_Assignment_:
Would you please state how many lines in the entries contain the word "Vegan"? Only the number should be given.
** The records follows **
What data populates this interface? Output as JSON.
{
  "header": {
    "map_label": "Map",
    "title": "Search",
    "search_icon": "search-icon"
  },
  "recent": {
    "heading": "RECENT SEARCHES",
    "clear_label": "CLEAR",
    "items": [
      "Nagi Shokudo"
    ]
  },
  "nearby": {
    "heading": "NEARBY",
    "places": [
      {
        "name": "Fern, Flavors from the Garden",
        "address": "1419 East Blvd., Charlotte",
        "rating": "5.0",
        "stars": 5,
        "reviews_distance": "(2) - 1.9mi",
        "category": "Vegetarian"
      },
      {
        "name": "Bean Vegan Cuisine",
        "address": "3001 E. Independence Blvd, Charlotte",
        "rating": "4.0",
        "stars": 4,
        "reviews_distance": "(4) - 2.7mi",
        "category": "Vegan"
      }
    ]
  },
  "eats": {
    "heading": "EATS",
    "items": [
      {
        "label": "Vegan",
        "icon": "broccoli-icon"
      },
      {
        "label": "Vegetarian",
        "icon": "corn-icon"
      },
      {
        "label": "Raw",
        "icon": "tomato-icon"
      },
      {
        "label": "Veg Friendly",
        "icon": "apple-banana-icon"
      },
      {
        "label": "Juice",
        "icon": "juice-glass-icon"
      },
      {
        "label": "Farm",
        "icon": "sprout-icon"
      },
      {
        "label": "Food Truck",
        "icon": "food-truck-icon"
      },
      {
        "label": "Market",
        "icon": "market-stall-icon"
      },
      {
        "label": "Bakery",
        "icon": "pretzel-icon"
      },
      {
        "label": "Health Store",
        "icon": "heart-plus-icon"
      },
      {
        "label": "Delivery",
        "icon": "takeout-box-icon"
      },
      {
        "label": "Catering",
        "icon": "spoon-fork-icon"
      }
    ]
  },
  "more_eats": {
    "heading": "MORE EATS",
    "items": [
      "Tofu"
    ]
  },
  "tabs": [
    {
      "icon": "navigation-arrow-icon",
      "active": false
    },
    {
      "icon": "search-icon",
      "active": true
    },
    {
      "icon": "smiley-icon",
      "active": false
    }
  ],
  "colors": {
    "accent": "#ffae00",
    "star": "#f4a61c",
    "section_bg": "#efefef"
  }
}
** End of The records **
_Answer_:
3